Using Research to Measure Change and Assess Impact

Written by PortMA

Using Research to Measure Change and Assess Impact

Our experiential marketing research is designed to measure the degree to which the program generated greater purchase intent for a product.
However, we recently conducted a program to measure how a publication influenced thinking among a very specific target audience. That’s a lot different than trying to measure purchase intent.

Launch Strategy

Despite the difference, much of our approach was the same as our other experiential work. We created and distributed a survey to potential readers. We invited participation through an email campaign as opposed to conducting research on site.

Survey to Measure Change

During the survey development phase, we discussed best ways to measure influence. We concluded that we could try to measure influence on a five-point scale. But we wanted to measure more in depth. We added other metrics that help to measure perceived influence.

  • How we would us the information.
  • Areas of research related to the topic that are important.
  • How well the publication addressed those areas.

Change in Results Presentation
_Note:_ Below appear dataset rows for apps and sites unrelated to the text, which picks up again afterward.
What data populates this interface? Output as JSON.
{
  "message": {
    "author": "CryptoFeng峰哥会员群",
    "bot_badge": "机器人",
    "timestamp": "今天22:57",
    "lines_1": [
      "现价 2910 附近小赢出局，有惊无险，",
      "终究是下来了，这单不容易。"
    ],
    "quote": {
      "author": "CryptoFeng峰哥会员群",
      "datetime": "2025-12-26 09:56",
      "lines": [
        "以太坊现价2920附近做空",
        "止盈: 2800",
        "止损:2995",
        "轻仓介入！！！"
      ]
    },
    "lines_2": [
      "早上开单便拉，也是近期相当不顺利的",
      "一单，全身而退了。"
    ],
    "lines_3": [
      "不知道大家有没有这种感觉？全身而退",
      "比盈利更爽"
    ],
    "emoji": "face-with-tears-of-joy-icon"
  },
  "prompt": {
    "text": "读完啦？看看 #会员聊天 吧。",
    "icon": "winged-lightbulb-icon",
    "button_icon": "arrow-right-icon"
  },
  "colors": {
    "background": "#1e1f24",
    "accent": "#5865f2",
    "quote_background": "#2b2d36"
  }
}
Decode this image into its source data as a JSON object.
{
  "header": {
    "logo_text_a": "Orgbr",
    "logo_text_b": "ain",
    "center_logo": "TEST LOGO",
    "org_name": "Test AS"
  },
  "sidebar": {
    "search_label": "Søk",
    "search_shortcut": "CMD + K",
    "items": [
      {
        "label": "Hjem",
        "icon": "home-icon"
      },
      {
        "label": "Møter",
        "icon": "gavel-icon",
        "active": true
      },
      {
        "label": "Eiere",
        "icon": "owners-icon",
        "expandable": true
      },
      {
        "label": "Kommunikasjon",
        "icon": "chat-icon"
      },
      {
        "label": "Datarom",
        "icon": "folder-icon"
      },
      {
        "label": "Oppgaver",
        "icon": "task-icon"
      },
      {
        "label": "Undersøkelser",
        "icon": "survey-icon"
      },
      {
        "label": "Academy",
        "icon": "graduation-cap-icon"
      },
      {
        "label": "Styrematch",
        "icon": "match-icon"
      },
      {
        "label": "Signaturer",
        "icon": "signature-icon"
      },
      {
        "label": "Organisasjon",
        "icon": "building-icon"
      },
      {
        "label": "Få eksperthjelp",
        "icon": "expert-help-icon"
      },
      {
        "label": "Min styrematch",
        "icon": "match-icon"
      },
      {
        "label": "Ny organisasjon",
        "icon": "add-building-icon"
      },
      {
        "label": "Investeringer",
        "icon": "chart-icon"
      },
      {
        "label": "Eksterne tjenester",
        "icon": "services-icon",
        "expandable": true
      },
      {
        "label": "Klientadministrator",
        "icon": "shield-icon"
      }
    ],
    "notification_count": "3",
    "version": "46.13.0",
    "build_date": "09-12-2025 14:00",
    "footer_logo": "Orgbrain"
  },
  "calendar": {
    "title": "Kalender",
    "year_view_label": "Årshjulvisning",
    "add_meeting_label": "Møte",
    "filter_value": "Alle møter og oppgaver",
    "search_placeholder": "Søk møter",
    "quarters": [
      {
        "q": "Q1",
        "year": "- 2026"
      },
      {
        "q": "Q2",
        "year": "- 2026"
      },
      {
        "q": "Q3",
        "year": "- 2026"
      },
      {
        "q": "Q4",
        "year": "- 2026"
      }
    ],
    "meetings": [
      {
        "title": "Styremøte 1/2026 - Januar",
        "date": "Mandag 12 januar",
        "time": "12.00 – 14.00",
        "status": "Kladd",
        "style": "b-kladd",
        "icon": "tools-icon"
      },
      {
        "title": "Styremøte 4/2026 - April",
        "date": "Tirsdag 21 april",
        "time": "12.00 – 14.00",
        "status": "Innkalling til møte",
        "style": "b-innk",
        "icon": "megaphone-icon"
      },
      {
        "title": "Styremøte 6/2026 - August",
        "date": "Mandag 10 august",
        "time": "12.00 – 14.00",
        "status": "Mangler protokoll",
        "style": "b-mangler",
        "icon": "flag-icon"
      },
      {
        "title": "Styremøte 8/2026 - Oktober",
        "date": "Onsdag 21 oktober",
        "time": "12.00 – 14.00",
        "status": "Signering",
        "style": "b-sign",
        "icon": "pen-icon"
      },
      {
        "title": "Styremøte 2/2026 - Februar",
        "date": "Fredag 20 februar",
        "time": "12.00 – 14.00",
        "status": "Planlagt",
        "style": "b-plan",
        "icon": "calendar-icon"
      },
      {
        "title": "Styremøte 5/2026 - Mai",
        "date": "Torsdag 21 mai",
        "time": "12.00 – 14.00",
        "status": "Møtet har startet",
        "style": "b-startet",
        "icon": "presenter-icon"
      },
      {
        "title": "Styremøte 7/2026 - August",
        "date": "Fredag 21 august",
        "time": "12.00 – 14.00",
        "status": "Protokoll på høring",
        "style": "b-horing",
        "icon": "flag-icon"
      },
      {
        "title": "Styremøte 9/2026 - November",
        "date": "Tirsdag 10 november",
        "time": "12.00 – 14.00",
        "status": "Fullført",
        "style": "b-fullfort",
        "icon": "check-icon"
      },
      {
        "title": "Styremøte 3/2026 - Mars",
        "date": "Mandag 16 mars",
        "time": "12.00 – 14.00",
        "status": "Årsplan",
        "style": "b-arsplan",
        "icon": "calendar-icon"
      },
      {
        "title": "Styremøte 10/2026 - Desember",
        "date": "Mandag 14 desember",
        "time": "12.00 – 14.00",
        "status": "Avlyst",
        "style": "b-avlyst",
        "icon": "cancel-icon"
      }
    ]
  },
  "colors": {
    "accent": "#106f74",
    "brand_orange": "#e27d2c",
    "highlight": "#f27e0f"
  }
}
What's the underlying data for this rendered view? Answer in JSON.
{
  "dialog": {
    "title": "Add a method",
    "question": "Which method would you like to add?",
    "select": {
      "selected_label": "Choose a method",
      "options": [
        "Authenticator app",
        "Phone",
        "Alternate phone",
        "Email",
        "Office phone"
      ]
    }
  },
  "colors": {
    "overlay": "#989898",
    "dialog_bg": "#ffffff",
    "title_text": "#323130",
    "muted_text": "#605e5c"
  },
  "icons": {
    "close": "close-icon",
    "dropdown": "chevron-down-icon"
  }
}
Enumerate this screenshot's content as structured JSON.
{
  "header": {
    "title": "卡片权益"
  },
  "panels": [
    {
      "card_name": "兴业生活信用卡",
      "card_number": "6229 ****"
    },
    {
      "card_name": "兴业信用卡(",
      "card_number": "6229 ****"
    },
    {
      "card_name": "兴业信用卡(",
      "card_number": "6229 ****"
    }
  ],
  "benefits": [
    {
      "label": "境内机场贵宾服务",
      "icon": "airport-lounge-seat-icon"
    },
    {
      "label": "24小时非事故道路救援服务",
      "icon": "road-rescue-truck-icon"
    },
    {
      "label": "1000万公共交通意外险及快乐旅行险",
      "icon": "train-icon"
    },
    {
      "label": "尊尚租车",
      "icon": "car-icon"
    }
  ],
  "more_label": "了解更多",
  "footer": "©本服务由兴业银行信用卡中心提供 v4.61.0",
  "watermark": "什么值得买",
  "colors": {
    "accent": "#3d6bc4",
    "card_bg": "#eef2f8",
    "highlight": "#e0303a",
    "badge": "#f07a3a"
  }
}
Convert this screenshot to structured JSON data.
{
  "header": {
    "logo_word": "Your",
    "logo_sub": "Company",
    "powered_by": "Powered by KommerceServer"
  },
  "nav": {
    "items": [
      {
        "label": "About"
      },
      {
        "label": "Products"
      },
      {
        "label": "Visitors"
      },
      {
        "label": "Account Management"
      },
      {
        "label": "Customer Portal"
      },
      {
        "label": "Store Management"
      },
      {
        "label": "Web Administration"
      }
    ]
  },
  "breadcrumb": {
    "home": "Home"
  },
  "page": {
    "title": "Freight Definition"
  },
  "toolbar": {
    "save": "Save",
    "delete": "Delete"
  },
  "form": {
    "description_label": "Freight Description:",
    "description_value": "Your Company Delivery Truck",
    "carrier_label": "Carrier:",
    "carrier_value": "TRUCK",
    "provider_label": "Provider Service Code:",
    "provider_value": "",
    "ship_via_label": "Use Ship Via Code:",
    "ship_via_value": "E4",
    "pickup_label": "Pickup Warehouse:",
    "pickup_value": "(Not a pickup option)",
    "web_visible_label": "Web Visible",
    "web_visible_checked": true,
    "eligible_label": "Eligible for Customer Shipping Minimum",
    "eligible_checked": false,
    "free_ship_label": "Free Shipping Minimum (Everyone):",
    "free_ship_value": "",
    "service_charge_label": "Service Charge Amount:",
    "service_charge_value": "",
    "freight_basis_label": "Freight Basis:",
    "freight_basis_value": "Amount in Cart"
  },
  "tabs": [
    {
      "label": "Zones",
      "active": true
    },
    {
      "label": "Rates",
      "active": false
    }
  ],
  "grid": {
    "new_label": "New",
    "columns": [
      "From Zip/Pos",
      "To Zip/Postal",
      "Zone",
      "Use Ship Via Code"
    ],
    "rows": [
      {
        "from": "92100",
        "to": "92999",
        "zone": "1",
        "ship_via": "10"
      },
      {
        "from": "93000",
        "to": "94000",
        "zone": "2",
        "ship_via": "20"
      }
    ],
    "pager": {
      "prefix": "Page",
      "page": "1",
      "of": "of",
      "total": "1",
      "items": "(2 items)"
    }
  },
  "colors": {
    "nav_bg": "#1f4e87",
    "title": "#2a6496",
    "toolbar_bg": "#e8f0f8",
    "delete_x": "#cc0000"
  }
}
Most respondents said the publication influenced their thinking to some degree. They also agreed that the influence was largely positive in nature. We were able to  show overall influence, and identify where the influence was strongest by demographics. Finally, we were able to identify the subject matters the readers consider to be most valuable and how that related to their overall influence rating.
While this was a custom survey, we designed this research effort to be scalable. We created an approach that is usable throughout our client’s organization to measure the influence of any publication, regardless of the topic. This goes beyond simply assessing public opinion. We were able to successfully identify changes in consumer thinking and assess their potential impact.

Taking Measure

This was an interesting project. It highlighted the ability of our approach to measure change. Whether we refer to it as impact or influence; purchase intent or perception; a brand or a specific consumer product, or something entirely different, we can measure it. We have the ability and expertise to show how concentrated marketing efforts can affect consumer perception and intent.